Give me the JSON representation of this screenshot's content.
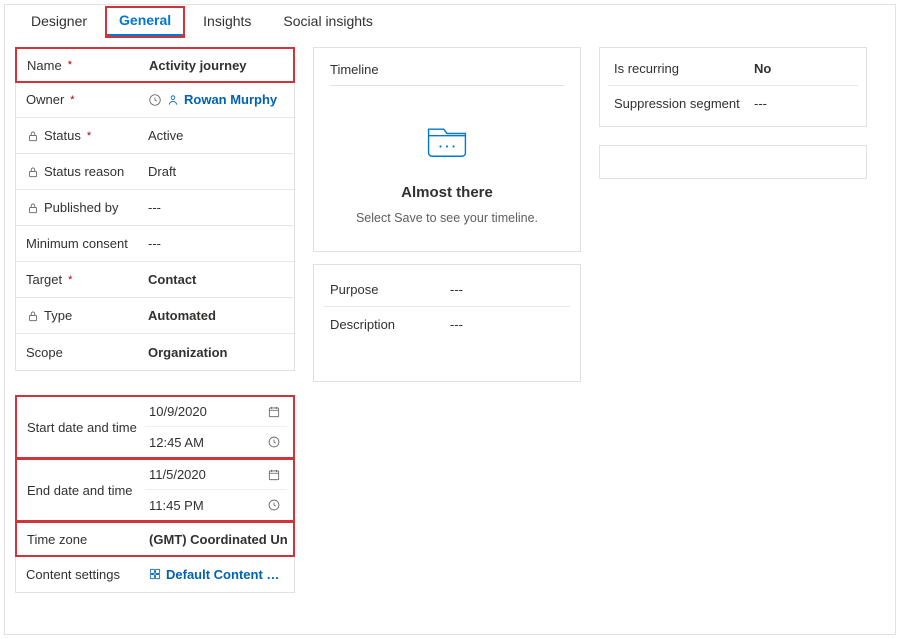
{
  "tabs": {
    "designer": "Designer",
    "general": "General",
    "insights": "Insights",
    "social": "Social insights"
  },
  "left1": {
    "name_label": "Name",
    "name_value": "Activity journey",
    "owner_label": "Owner",
    "owner_value": "Rowan Murphy",
    "status_label": "Status",
    "status_value": "Active",
    "status_reason_label": "Status reason",
    "status_reason_value": "Draft",
    "published_by_label": "Published by",
    "published_by_value": "---",
    "min_consent_label": "Minimum consent",
    "min_consent_value": "---",
    "target_label": "Target",
    "target_value": "Contact",
    "type_label": "Type",
    "type_value": "Automated",
    "scope_label": "Scope",
    "scope_value": "Organization"
  },
  "left2": {
    "start_label": "Start date and time",
    "start_date": "10/9/2020",
    "start_time": "12:45 AM",
    "end_label": "End date and time",
    "end_date": "11/5/2020",
    "end_time": "11:45 PM",
    "tz_label": "Time zone",
    "tz_value": "(GMT) Coordinated Unive",
    "content_label": "Content settings",
    "content_value": "Default Content Set..."
  },
  "timeline": {
    "title": "Timeline",
    "heading": "Almost there",
    "subtext": "Select Save to see your timeline."
  },
  "meta": {
    "purpose_label": "Purpose",
    "purpose_value": "---",
    "description_label": "Description",
    "description_value": "---"
  },
  "right": {
    "recurring_label": "Is recurring",
    "recurring_value": "No",
    "suppress_label": "Suppression segment",
    "suppress_value": "---"
  }
}
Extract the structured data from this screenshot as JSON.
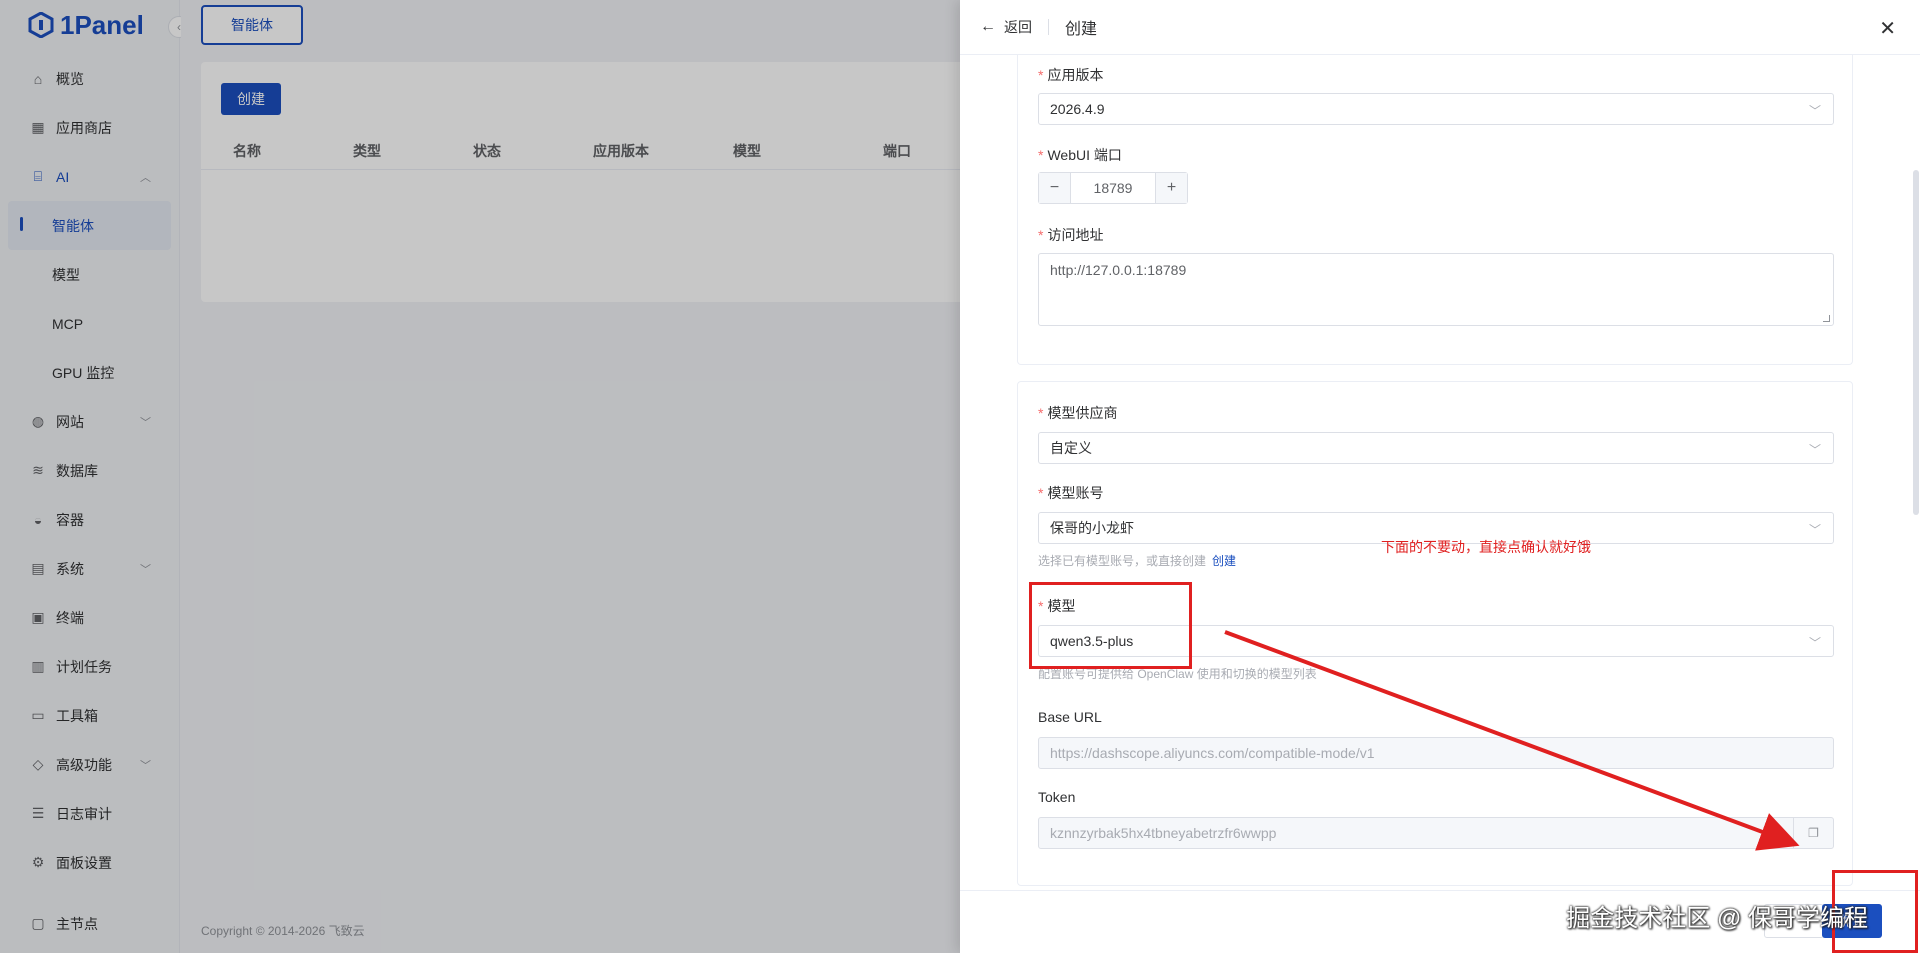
{
  "app": {
    "logo_text": "1Panel",
    "accent": "#1b4fbf"
  },
  "sidebar": {
    "items": [
      {
        "label": "概览",
        "icon": "home-icon"
      },
      {
        "label": "应用商店",
        "icon": "grid-icon"
      },
      {
        "label": "AI",
        "icon": "robot-icon"
      },
      {
        "label": "智能体",
        "icon": ""
      },
      {
        "label": "模型",
        "icon": ""
      },
      {
        "label": "MCP",
        "icon": ""
      },
      {
        "label": "GPU 监控",
        "icon": ""
      },
      {
        "label": "网站",
        "icon": "globe-icon"
      },
      {
        "label": "数据库",
        "icon": "database-icon"
      },
      {
        "label": "容器",
        "icon": "docker-icon"
      },
      {
        "label": "系统",
        "icon": "server-icon"
      },
      {
        "label": "终端",
        "icon": "terminal-icon"
      },
      {
        "label": "计划任务",
        "icon": "calendar-icon"
      },
      {
        "label": "工具箱",
        "icon": "toolbox-icon"
      },
      {
        "label": "高级功能",
        "icon": "diamond-icon"
      },
      {
        "label": "日志审计",
        "icon": "log-icon"
      },
      {
        "label": "面板设置",
        "icon": "gear-icon"
      },
      {
        "label": "主节点",
        "icon": "monitor-icon"
      }
    ]
  },
  "main": {
    "tab_label": "智能体",
    "create_label": "创建",
    "columns": [
      "名称",
      "类型",
      "状态",
      "应用版本",
      "模型",
      "端口"
    ],
    "footer": "Copyright © 2014-2026 飞致云"
  },
  "drawer": {
    "back_label": "返回",
    "title": "创建",
    "app_version": {
      "label": "应用版本",
      "value": "2026.4.9"
    },
    "webui_port": {
      "label": "WebUI 端口",
      "value": "18789"
    },
    "access_url": {
      "label": "访问地址",
      "value": "http://127.0.0.1:18789"
    },
    "provider": {
      "label": "模型供应商",
      "value": "自定义"
    },
    "account": {
      "label": "模型账号",
      "value": "保哥的小龙虾",
      "hint": "选择已有模型账号，或直接创建",
      "hint_link": "创建"
    },
    "model": {
      "label": "模型",
      "value": "qwen3.5-plus",
      "hint": "配置账号可提供给 OpenClaw 使用和切换的模型列表"
    },
    "base_url": {
      "label": "Base URL",
      "value": "https://dashscope.aliyuncs.com/compatible-mode/v1"
    },
    "token": {
      "label": "Token",
      "value": "kznnzyrbak5hx4tbneyabetrzfr6wwpp"
    },
    "confirm_label": "确认"
  },
  "annotation": {
    "text": "下面的不要动，直接点确认就好饿",
    "color": "#e02020"
  },
  "watermark": "掘金技术社区 @ 保哥学编程"
}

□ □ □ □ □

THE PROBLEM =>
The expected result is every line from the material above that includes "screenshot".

TASK ANSWER =>
Give me the JSON representation of this screenshot's content.
Extract the structured data from this screenshot as JSON.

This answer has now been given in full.